_EXERCISE_
All lines of the entries with "Help" in them must be listed.

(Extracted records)
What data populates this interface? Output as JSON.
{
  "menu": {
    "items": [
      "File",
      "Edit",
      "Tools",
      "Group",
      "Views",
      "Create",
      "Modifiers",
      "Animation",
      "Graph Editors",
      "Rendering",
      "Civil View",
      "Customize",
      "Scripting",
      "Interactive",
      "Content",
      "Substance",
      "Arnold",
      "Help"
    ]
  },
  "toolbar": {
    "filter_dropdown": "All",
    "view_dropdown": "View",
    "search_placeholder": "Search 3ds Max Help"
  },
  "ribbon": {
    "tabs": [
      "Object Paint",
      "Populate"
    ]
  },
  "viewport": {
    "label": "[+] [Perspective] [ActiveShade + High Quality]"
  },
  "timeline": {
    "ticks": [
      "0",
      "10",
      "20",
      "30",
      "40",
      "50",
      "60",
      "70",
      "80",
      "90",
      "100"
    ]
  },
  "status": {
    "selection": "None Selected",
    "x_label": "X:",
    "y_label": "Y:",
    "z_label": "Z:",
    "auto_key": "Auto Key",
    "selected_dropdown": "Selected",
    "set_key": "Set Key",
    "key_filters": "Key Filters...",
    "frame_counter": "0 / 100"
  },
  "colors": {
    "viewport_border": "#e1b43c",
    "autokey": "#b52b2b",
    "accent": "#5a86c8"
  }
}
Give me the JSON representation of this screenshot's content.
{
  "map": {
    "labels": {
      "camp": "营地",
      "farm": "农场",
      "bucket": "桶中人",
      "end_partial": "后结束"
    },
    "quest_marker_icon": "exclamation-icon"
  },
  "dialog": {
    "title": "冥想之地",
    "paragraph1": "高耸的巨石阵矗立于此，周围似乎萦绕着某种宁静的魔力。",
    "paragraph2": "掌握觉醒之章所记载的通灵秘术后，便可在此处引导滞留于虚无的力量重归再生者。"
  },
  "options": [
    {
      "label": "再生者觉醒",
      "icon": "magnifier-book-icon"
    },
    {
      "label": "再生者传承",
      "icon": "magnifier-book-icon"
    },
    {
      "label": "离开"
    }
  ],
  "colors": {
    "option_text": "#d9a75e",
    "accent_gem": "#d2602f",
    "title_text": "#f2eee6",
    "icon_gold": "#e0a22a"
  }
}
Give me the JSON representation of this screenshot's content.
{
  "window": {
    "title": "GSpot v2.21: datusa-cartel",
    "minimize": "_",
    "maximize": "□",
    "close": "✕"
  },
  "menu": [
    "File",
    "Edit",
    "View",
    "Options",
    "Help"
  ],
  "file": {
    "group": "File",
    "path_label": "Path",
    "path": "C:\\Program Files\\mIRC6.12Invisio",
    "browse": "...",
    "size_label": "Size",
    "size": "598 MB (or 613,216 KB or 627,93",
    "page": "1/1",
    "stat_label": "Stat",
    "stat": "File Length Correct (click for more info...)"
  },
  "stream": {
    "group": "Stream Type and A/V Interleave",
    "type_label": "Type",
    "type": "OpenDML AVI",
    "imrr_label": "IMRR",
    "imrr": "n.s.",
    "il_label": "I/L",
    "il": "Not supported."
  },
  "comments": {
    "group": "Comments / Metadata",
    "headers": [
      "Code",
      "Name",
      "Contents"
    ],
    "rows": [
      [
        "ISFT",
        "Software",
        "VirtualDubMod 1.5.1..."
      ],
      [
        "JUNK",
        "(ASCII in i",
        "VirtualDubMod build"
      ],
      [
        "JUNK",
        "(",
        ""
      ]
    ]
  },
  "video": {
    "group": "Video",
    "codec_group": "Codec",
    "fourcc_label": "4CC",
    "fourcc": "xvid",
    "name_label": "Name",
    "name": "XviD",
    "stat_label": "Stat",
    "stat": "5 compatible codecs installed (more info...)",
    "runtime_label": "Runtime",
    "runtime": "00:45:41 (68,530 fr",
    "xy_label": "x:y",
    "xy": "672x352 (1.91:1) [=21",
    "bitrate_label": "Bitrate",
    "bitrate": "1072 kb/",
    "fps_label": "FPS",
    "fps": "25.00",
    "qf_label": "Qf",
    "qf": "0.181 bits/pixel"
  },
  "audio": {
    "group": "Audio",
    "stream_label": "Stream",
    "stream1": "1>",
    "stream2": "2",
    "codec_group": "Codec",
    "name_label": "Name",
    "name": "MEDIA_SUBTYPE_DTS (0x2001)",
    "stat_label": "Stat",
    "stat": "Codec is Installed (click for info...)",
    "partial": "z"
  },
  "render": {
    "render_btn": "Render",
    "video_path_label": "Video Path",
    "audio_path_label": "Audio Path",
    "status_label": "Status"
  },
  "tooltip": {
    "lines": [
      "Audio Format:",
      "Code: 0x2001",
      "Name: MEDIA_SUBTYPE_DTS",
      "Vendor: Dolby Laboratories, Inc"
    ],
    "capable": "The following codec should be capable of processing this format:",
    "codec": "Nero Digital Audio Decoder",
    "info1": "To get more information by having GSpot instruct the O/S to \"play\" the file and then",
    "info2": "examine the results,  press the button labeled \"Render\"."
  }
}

_SOLUTION FOR THIS EXERCISE_
      "Help"
    "search_placeholder": "Search 3ds Max Help"
    "Help"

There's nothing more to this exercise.